The digestive system, also known as the gastrointestinal (GI) tract, is made up of a long, multifaceted tube whose ultimate purpose is to break down ingested food particles into usable nutrients and absorb them into the body. The organs that make up the digestive system are:
Each one of these components has a very specific job it must perform in order for healthy functioning of the body.
The mouth is responsible for the initial mechanical degradation of nutritious food. There is also a small amount of enzymatic degradation, as the salivary glands release amylase, which breaks down complex carbohydrates into simple sugars. Once the food has been sufficiently ground up and moistened, it is moved to the back of the mouth and swallowed.
The esophagus has the simple task of moving swallowed food from the mouth-pharynx area into the stomach. It accomplishes this through peristalsis. This is the muscular movement of food through a wave effect that effectively forces food towards the muscle. Peristalsis is also responsible for allowing humans to swallow while hanging upside-down.
The stomach is the next stop on the gastrointestinal tract. It is important to note the junction between the esophagus and the stomach is controlled by a muscular structure known as the sphincter. This ringlike muscle keeps the path to the stomach closed so that the highly degradative acids and enzymes in the stomach do not harm the esophagus. Once the peristalsis wave gets to the sphincter, however, it relaxes and allows the food to pass through.

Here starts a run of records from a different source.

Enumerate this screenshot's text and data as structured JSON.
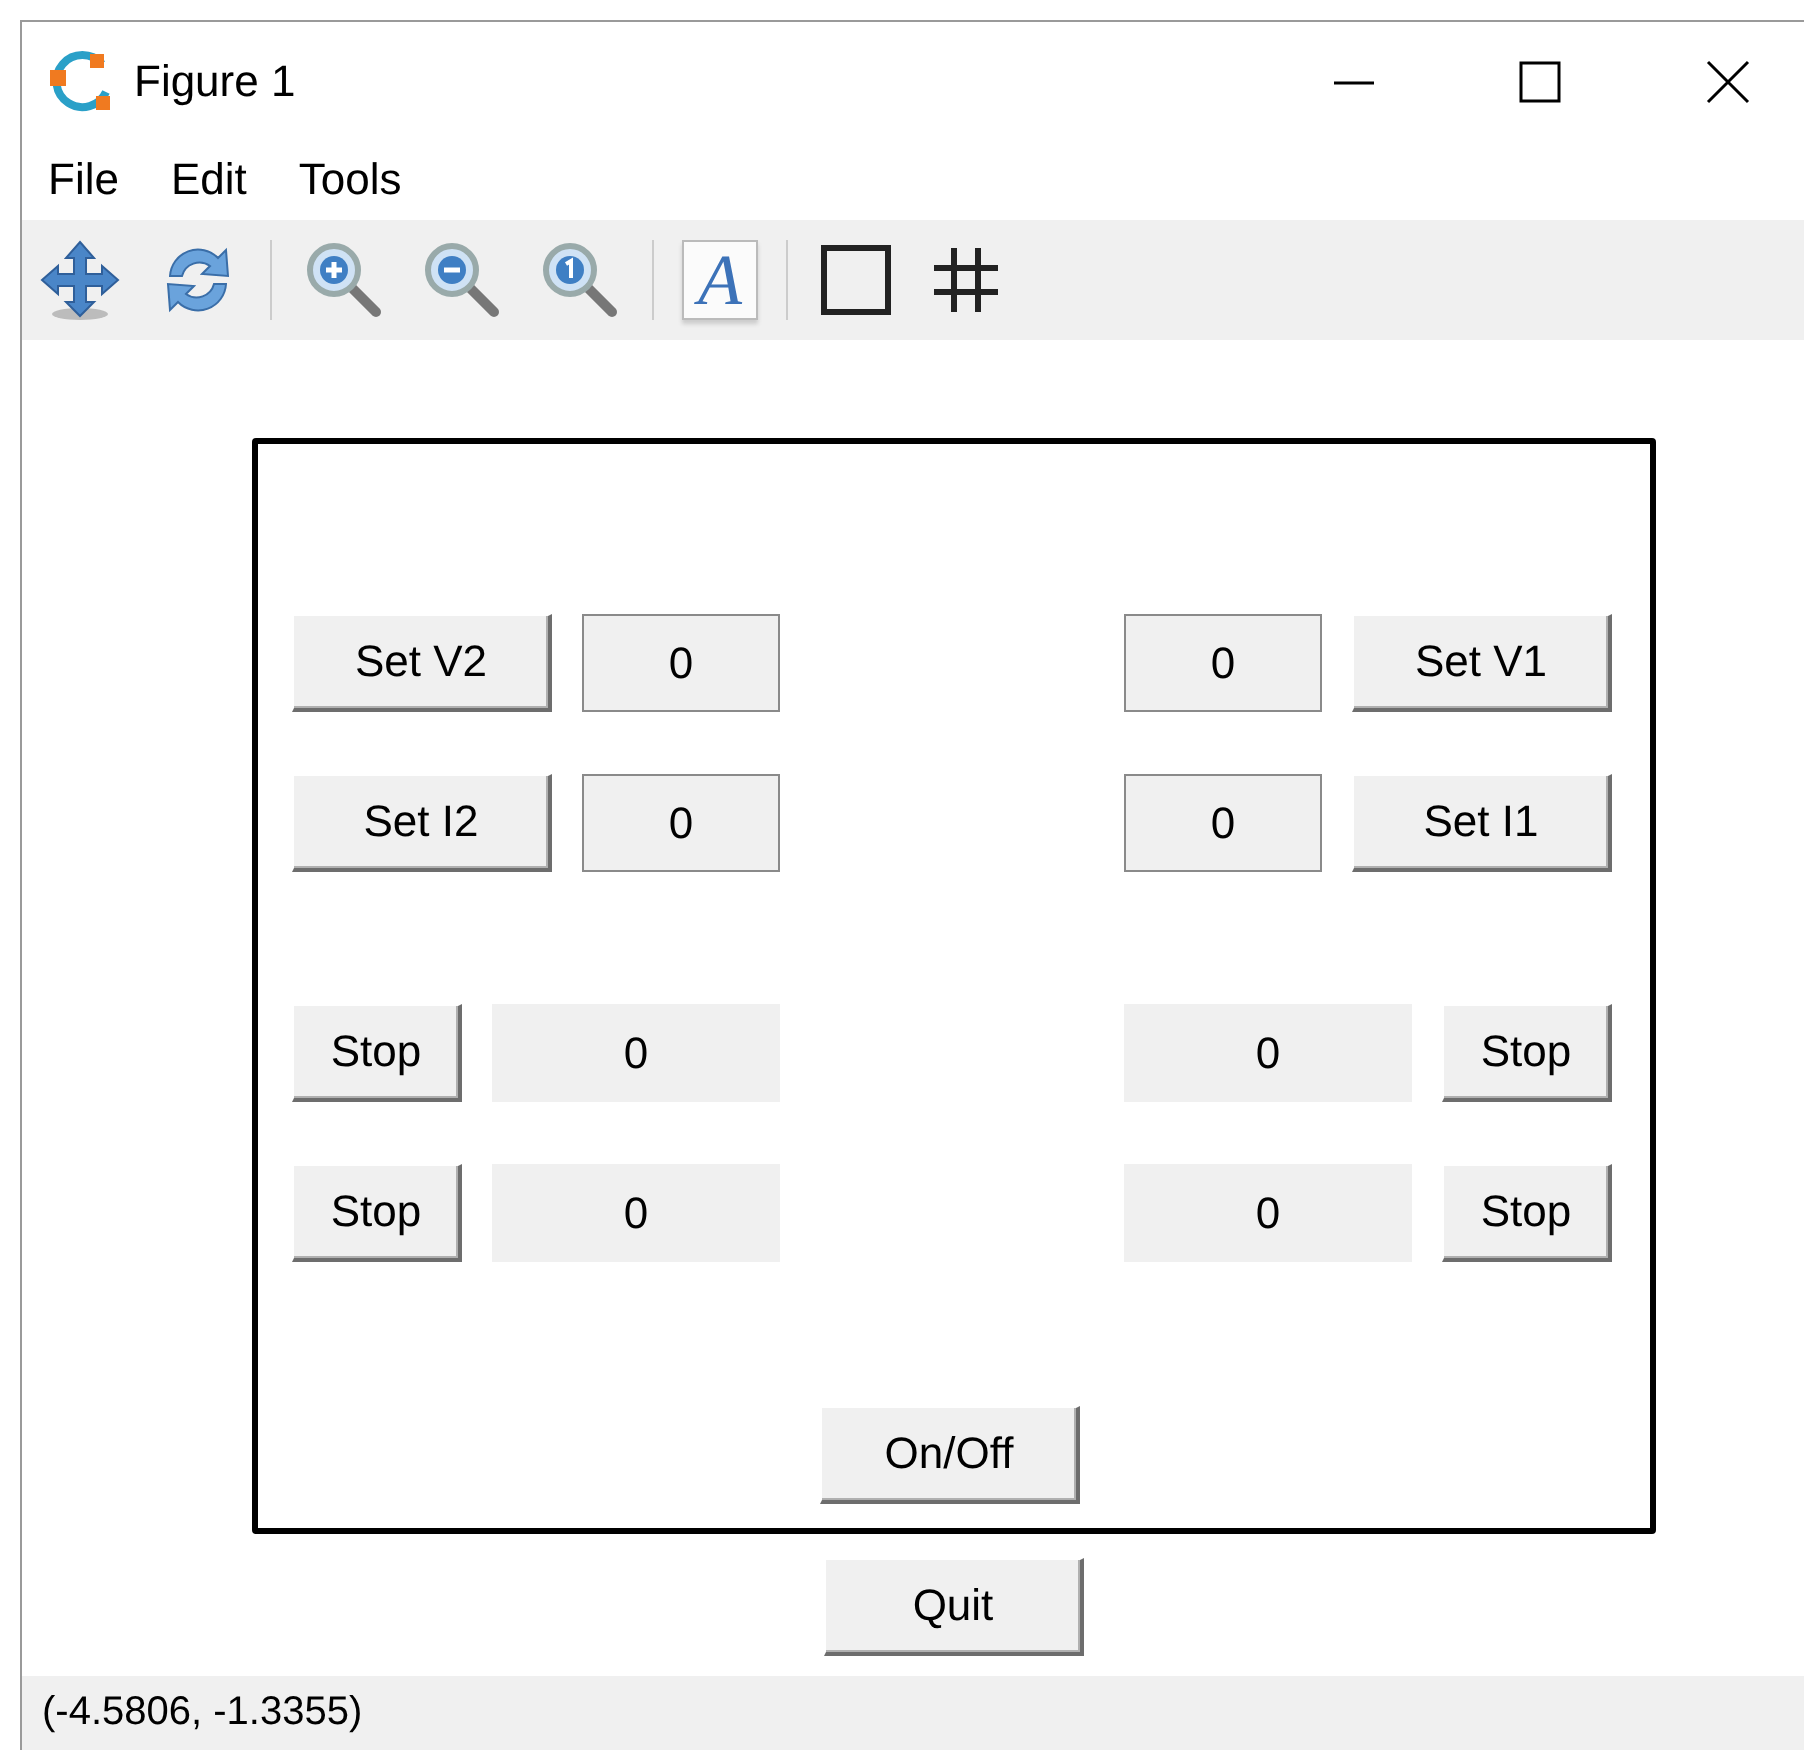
{
  "window": {
    "title": "Figure 1"
  },
  "menu": [
    "File",
    "Edit",
    "Tools"
  ],
  "toolbar": [
    {
      "kind": "move"
    },
    {
      "kind": "refresh"
    },
    {
      "kind": "separator"
    },
    {
      "kind": "zoom_in"
    },
    {
      "kind": "zoom_out"
    },
    {
      "kind": "zoom_reset"
    },
    {
      "kind": "separator"
    },
    {
      "kind": "text",
      "label": "A"
    },
    {
      "kind": "separator"
    },
    {
      "kind": "frame"
    },
    {
      "kind": "grid"
    }
  ],
  "panel": {
    "rows": [
      {
        "kind": "setpoint",
        "left": {
          "button": "Set V2",
          "value": "0"
        },
        "right": {
          "value": "0",
          "button": "Set V1"
        }
      },
      {
        "kind": "setpoint",
        "left": {
          "button": "Set I2",
          "value": "0"
        },
        "right": {
          "value": "0",
          "button": "Set I1"
        }
      },
      {
        "kind": "readout",
        "left": {
          "button": "Stop",
          "value": "0"
        },
        "right": {
          "value": "0",
          "button": "Stop"
        }
      },
      {
        "kind": "readout",
        "left": {
          "button": "Stop",
          "value": "0"
        },
        "right": {
          "value": "0",
          "button": "Stop"
        }
      }
    ],
    "center_button": "On/Off"
  },
  "quit_button": "Quit",
  "status_bar": "(-4.5806, -1.3355)"
}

Here, the stomach muscles further crush the food while the enzymes that the stomach lining secretes degrade the present proteins. The most notable enzyme here is pepsin, which must reside in an extremely acidic environment to act properly. In order to achieve the low pH pepsin requires, the stomach secretes hydrochloric acid (HCl) into the lumen (empty space). The benefits of this are two-fold: not only does it promote pepsin activity, but it also effectively kills most biological organisms that have survived the mastication (chewing) and peristalsis processes.

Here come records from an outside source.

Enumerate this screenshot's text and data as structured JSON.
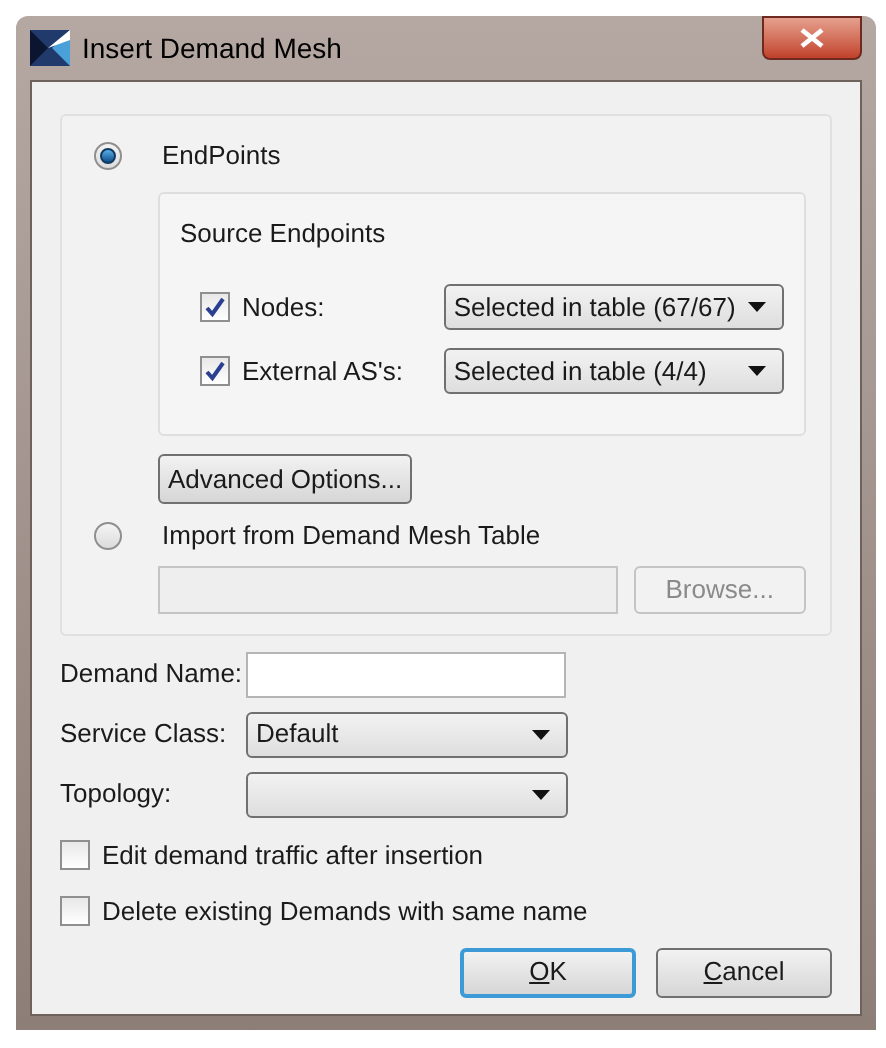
{
  "window": {
    "title": "Insert Demand Mesh"
  },
  "source_options": [
    {
      "label": "EndPoints",
      "selected": true
    },
    {
      "label": "Import from Demand Mesh Table",
      "selected": false
    }
  ],
  "source_endpoints": {
    "title": "Source Endpoints",
    "rows": [
      {
        "label": "Nodes:",
        "checked": true,
        "value": "Selected in table (67/67)"
      },
      {
        "label": "External AS's:",
        "checked": true,
        "value": "Selected in table (4/4)"
      }
    ]
  },
  "advanced_button": "Advanced Options...",
  "import_browse": {
    "button": "Browse...",
    "disabled": true
  },
  "form": [
    {
      "kind": "text",
      "label": "Demand Name:"
    },
    {
      "kind": "dropdown",
      "label": "Service Class:",
      "value": "Default"
    },
    {
      "kind": "dropdown",
      "label": "Topology:"
    }
  ],
  "checkboxes": [
    {
      "label": "Edit demand traffic after insertion",
      "checked": false
    },
    {
      "label": "Delete existing Demands with same name",
      "checked": false
    }
  ],
  "buttons": [
    {
      "access_key": "O",
      "label_rest": "K",
      "default": true
    },
    {
      "access_key": "C",
      "label_rest": "ancel",
      "default": false
    }
  ]
}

The small intestine is actually quite large, stretching up to twenty feet of length in humans, and is divided up into three total sections:
- duodenum (9-10 inches)
- jejunum (8 feet approx)
- ileum (11-12 feet)
After the food has been digested to a certain degree, it is referred to as chyme. This thick semifluid collection of partially digested food is ejected from the stomach through the pyloric sphincter into the first section, called the duodenum.
This section is the shortest but most important part of the small intestine. It performs the most chemical digestion than any other part of the digestive system. It causes the release of a myriad of digestive enzymes, including amylase, trypsin and lipase. It is also responsible for signaling important biological factors such as bile, which helps with the digestion of fats, and chemicals like bicarbonate, which raises the pH of the previously acidic chyme to a suitable level for trypsin’s function.
The jejunum and ileum sections of the small intestine follow the duodenum and are designed to have incredibly high surface-areas. These compose of the majority of the length of the small intestine and allow for extremely high rates of absorption of digested material.
The final part of the digestive system is the large intestine. This section of intestine is much shorter than the small intestine, but larger in diameter. The primary functions of the large intestine are to reabsorb water and indigestible food matter such as vitamins, as well as to pass along waste material for eventual elimination in the rectum.
Many types of bacteria live within the large intestine and are helpful to the human host. Some produce Vitamin K and Biotin that is readily absorbed and can make a significant contribution if that particular person’s vitamin intake is low. However, some bacteria can be a nuisance by producing gas that causes flatulence.